When the Poor Law Amendment Act of 1834 was introduced, requiring parishes to form 'unions' each with its own workhouse, St Leonard's Shoreditch already had a workhouse building, dating to 1777. Thus, a new building was not required in the period between 1834 and 1841 when nationwide around 320 workhouses were built. Instead, St Leonard's belongs to the second phase of workhouse construction, the 150 or so workhouses erected between 1840 and 1870. The planning of such buildings was by this point fairly standardised, with the most popular arrangement being three parallel ranges: an entrance range, the main building and an infirmary. After a series of scandals, the Metropolitan Poor Act of 1867 encouraged London authorities to establish large pavilion-plan infirmaries on separate sites from their workhouses. The decision to build a separate infirmary at St Leonard's, taken in the mid-1860s, anticipated this development, although the infirmary itself wasn't constructed until 1872. By this point, pavilion planning was fairly commonplace.
Blocks A and B at St Leonard's Hospital and the surviving façade of the Relief Office onto Hoxton Street are listed at Grade II for the following principal reasons:
* quality of the main frontage to Kingsland Road, which features plentiful carved stonework, tall mansards with patterned slate coverings, and decorative iron cresting;
* a second frontage to Hoxton Street in the Italianate style with characterful lettering announcing its original function;
* interior with surviving hall/chapel with decorative ceiling, a grand staircase and some fireplaces and panelling as well as planning that evidences the segregation of men and women within the institution.
* a prominent local landmark which has group value with the Grade II Church of St Columba and its listed ancillary structures.
Book cover links are generated automatically from the sources.

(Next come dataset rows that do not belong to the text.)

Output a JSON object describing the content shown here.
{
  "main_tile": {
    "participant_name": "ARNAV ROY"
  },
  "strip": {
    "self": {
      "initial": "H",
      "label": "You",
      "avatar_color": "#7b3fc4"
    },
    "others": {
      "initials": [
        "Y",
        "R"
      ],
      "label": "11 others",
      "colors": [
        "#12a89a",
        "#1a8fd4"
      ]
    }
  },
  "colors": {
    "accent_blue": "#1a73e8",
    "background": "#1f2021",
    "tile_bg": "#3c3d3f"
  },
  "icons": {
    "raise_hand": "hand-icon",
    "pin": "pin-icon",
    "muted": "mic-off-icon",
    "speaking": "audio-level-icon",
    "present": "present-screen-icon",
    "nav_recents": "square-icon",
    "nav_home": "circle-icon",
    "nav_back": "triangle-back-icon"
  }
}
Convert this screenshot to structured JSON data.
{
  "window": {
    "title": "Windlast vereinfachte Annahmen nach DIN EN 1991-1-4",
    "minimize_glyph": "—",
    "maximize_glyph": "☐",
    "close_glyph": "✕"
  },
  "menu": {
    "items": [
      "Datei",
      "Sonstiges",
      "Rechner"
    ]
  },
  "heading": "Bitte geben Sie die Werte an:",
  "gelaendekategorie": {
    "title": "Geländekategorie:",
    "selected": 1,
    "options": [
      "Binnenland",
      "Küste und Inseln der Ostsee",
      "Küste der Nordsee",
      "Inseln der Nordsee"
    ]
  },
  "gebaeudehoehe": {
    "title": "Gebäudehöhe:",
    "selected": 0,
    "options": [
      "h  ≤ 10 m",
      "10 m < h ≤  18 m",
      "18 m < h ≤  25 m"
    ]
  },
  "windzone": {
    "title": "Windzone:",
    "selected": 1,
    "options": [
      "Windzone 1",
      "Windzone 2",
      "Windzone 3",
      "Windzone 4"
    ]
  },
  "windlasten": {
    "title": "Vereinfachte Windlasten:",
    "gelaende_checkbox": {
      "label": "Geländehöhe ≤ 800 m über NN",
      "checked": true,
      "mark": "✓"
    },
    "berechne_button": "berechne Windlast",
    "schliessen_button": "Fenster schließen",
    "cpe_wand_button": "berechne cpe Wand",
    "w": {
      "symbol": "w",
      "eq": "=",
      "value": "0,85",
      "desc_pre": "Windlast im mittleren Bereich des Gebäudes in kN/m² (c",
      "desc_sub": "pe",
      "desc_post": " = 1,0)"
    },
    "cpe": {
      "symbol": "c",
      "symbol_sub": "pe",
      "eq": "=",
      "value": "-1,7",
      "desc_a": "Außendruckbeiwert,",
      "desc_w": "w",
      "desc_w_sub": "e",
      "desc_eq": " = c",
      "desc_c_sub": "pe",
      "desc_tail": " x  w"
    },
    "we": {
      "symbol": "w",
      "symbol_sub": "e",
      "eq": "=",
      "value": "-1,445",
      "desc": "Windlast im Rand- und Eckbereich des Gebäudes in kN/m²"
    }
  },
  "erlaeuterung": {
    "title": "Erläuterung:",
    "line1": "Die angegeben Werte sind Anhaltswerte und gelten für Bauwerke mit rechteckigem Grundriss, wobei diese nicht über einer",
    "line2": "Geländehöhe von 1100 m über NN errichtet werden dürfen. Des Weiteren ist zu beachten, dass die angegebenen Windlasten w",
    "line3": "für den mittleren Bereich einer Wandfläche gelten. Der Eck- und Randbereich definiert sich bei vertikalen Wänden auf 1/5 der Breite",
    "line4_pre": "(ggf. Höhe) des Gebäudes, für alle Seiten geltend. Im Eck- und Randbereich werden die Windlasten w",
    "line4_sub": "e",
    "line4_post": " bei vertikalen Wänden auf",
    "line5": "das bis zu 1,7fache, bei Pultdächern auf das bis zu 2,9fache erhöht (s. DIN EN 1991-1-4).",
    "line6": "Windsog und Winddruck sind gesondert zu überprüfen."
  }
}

They are not necessarily always correct, as book names at Amazon may not be quite the same as those used referenced in the text.
Source title links go to a search for the specified title at Amazon. Availability of the title is dependent on current publication status. You may also want to check AbeBooks, particularly for older titles.
Other nearby listed buildings